▶ _What the task requires_
Could you retype the entries below exactly, omitting every picture?

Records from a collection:
+---+
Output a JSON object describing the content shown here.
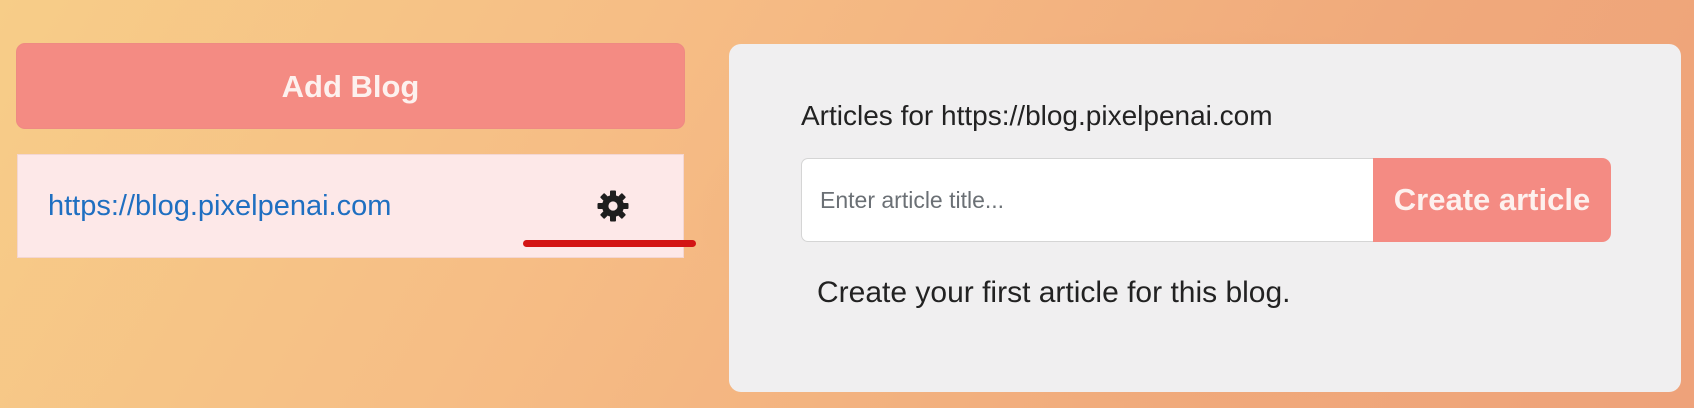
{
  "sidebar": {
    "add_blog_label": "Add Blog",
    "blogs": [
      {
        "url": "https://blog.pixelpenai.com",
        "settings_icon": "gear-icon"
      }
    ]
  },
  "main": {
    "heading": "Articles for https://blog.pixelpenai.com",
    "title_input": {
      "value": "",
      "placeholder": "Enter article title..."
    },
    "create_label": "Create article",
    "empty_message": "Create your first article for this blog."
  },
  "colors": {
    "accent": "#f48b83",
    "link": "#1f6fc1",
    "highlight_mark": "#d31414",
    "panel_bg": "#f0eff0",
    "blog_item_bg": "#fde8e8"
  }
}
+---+
▶ _Worked solution_
Output a JSON object describing the content shown here.
{
  "sidebar": {
    "add_blog_label": "Add Blog",
    "blogs": [
      {
        "url": "https://blog.pixelpenai.com",
        "settings_icon": "gear-icon"
      }
    ]
  },
  "main": {
    "heading": "Articles for https://blog.pixelpenai.com",
    "title_input": {
      "value": "",
      "placeholder": "Enter article title..."
    },
    "create_label": "Create article",
    "empty_message": "Create your first article for this blog."
  },
  "colors": {
    "accent": "#f48b83",
    "link": "#1f6fc1",
    "highlight_mark": "#d31414",
    "panel_bg": "#f0eff0",
    "blog_item_bg": "#fde8e8"
  }
}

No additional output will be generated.